▶ _WHAT NEEDS TO BE DONE_: What is needed is a word-for-word restatement of all the entries.

▶ _Web page and app entries_:
== Segment start ==

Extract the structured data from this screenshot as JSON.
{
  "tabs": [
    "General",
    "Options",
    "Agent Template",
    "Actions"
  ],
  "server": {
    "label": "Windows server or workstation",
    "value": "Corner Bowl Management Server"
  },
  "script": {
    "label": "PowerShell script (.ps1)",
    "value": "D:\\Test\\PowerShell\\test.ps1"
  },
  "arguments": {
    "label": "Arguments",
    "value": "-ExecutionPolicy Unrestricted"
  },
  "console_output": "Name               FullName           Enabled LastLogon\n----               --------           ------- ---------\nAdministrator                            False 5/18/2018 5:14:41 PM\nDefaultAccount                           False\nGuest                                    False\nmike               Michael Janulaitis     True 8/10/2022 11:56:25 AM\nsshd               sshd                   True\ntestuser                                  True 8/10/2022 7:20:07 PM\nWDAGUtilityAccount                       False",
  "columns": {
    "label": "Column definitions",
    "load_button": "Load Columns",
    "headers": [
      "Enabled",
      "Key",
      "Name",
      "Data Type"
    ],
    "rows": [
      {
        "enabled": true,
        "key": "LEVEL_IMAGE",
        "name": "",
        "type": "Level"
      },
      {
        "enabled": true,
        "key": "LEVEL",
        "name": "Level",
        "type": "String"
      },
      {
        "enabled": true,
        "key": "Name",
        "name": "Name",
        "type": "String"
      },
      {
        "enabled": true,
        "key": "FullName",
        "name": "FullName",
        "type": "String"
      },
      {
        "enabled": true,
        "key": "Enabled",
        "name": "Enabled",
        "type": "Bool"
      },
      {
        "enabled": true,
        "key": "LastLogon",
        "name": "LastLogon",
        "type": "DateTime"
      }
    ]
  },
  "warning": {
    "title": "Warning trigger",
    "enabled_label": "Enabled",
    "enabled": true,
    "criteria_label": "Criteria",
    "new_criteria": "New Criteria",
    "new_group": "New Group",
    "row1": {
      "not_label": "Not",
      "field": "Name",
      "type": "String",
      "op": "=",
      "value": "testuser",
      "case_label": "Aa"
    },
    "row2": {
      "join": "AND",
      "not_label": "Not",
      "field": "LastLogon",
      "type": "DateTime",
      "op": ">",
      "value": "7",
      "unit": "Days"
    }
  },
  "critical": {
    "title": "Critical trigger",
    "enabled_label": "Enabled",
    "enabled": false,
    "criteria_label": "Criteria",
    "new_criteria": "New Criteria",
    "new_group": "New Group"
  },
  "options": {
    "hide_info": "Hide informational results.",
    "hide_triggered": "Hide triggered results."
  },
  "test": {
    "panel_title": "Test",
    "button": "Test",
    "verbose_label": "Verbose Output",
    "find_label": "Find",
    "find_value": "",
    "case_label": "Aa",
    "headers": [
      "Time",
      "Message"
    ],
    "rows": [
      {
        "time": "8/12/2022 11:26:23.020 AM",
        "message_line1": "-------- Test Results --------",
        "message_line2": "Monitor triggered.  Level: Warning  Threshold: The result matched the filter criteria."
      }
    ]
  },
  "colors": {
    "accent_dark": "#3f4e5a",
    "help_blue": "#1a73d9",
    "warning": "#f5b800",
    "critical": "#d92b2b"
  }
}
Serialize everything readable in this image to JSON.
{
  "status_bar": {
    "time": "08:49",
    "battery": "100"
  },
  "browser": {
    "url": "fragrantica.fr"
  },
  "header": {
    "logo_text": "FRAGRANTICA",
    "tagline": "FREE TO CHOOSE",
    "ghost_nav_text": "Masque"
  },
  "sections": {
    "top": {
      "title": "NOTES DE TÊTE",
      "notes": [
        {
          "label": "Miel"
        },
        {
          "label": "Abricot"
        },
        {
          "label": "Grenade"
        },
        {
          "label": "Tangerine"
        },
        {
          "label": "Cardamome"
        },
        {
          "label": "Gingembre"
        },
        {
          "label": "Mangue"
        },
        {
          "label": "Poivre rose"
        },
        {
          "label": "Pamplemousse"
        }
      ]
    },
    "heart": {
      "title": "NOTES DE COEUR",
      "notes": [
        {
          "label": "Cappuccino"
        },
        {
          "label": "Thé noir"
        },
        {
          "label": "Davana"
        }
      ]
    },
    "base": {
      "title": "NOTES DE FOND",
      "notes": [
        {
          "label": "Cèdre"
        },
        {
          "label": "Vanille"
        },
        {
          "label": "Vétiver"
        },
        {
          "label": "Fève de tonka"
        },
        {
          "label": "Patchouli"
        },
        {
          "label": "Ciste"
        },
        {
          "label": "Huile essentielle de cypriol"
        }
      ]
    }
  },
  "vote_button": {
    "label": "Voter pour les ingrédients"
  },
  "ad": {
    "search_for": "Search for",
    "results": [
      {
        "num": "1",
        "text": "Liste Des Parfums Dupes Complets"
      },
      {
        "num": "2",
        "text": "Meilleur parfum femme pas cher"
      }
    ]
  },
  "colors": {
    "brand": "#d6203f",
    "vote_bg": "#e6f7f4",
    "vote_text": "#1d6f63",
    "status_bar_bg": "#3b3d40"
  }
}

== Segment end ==

▶ _EXERCISE RESPONSE_:
Extract the structured data from this screenshot as JSON.
{
  "tabs": [
    "General",
    "Options",
    "Agent Template",
    "Actions"
  ],
  "server": {
    "label": "Windows server or workstation",
    "value": "Corner Bowl Management Server"
  },
  "script": {
    "label": "PowerShell script (.ps1)",
    "value": "D:\\Test\\PowerShell\\test.ps1"
  },
  "arguments": {
    "label": "Arguments",
    "value": "-ExecutionPolicy Unrestricted"
  },
  "console_output": "Name               FullName           Enabled LastLogon\n----               --------           ------- ---------\nAdministrator                            False 5/18/2018 5:14:41 PM\nDefaultAccount                           False\nGuest                                    False\nmike               Michael Janulaitis     True 8/10/2022 11:56:25 AM\nsshd               sshd                   True\ntestuser                                  True 8/10/2022 7:20:07 PM\nWDAGUtilityAccount                       False",
  "columns": {
    "label": "Column definitions",
    "load_button": "Load Columns",
    "headers": [
      "Enabled",
      "Key",
      "Name",
      "Data Type"
    ],
    "rows": [
      {
        "enabled": true,
        "key": "LEVEL_IMAGE",
        "name": "",
        "type": "Level"
      },
      {
        "enabled": true,
        "key": "LEVEL",
        "name": "Level",
        "type": "String"
      },
      {
        "enabled": true,
        "key": "Name",
        "name": "Name",
        "type": "String"
      },
      {
        "enabled": true,
        "key": "FullName",
        "name": "FullName",
        "type": "String"
      },
      {
        "enabled": true,
        "key": "Enabled",
        "name": "Enabled",
        "type": "Bool"
      },
      {
        "enabled": true,
        "key": "LastLogon",
        "name": "LastLogon",
        "type": "DateTime"
      }
    ]
  },
  "warning": {
    "title": "Warning trigger",
    "enabled_label": "Enabled",
    "enabled": true,
    "criteria_label": "Criteria",
    "new_criteria": "New Criteria",
    "new_group": "New Group",
    "row1": {
      "not_label": "Not",
      "field": "Name",
      "type": "String",
      "op": "=",
      "value": "testuser",
      "case_label": "Aa"
    },
    "row2": {
      "join": "AND",
      "not_label": "Not",
      "field": "LastLogon",
      "type": "DateTime",
      "op": ">",
      "value": "7",
      "unit": "Days"
    }
  },
  "critical": {
    "title": "Critical trigger",
    "enabled_label": "Enabled",
    "enabled": false,
    "criteria_label": "Criteria",
    "new_criteria": "New Criteria",
    "new_group": "New Group"
  },
  "options": {
    "hide_info": "Hide informational results.",
    "hide_triggered": "Hide triggered results."
  },
  "test": {
    "panel_title": "Test",
    "button": "Test",
    "verbose_label": "Verbose Output",
    "find_label": "Find",
    "find_value": "",
    "case_label": "Aa",
    "headers": [
      "Time",
      "Message"
    ],
    "rows": [
      {
        "time": "8/12/2022 11:26:23.020 AM",
        "message_line1": "-------- Test Results --------",
        "message_line2": "Monitor triggered.  Level: Warning  Threshold: The result matched the filter criteria."
      }
    ]
  },
  "colors": {
    "accent_dark": "#3f4e5a",
    "help_blue": "#1a73d9",
    "warning": "#f5b800",
    "critical": "#d92b2b"
  }
}
Serialize everything readable in this image to JSON.
{
  "status_bar": {
    "time": "08:49",
    "battery": "100"
  },
  "browser": {
    "url": "fragrantica.fr"
  },
  "header": {
    "logo_text": "FRAGRANTICA",
    "tagline": "FREE TO CHOOSE",
    "ghost_nav_text": "Masque"
  },
  "sections": {
    "top": {
      "title": "NOTES DE TÊTE",
      "notes": [
        {
          "label": "Miel"
        },
        {
          "label": "Abricot"
        },
        {
          "label": "Grenade"
        },
        {
          "label": "Tangerine"
        },
        {
          "label": "Cardamome"
        },
        {
          "label": "Gingembre"
        },
        {
          "label": "Mangue"
        },
        {
          "label": "Poivre rose"
        },
        {
          "label": "Pamplemousse"
        }
      ]
    },
    "heart": {
      "title": "NOTES DE COEUR",
      "notes": [
        {
          "label": "Cappuccino"
        },
        {
          "label": "Thé noir"
        },
        {
          "label": "Davana"
        }
      ]
    },
    "base": {
      "title": "NOTES DE FOND",
      "notes": [
        {
          "label": "Cèdre"
        },
        {
          "label": "Vanille"
        },
        {
          "label": "Vétiver"
        },
        {
          "label": "Fève de tonka"
        },
        {
          "label": "Patchouli"
        },
        {
          "label": "Ciste"
        },
        {
          "label": "Huile essentielle de cypriol"
        }
      ]
    }
  },
  "vote_button": {
    "label": "Voter pour les ingrédients"
  },
  "ad": {
    "search_for": "Search for",
    "results": [
      {
        "num": "1",
        "text": "Liste Des Parfums Dupes Complets"
      },
      {
        "num": "2",
        "text": "Meilleur parfum femme pas cher"
      }
    ]
  },
  "colors": {
    "brand": "#d6203f",
    "vote_bg": "#e6f7f4",
    "vote_text": "#1d6f63",
    "status_bar_bg": "#3b3d40"
  }
}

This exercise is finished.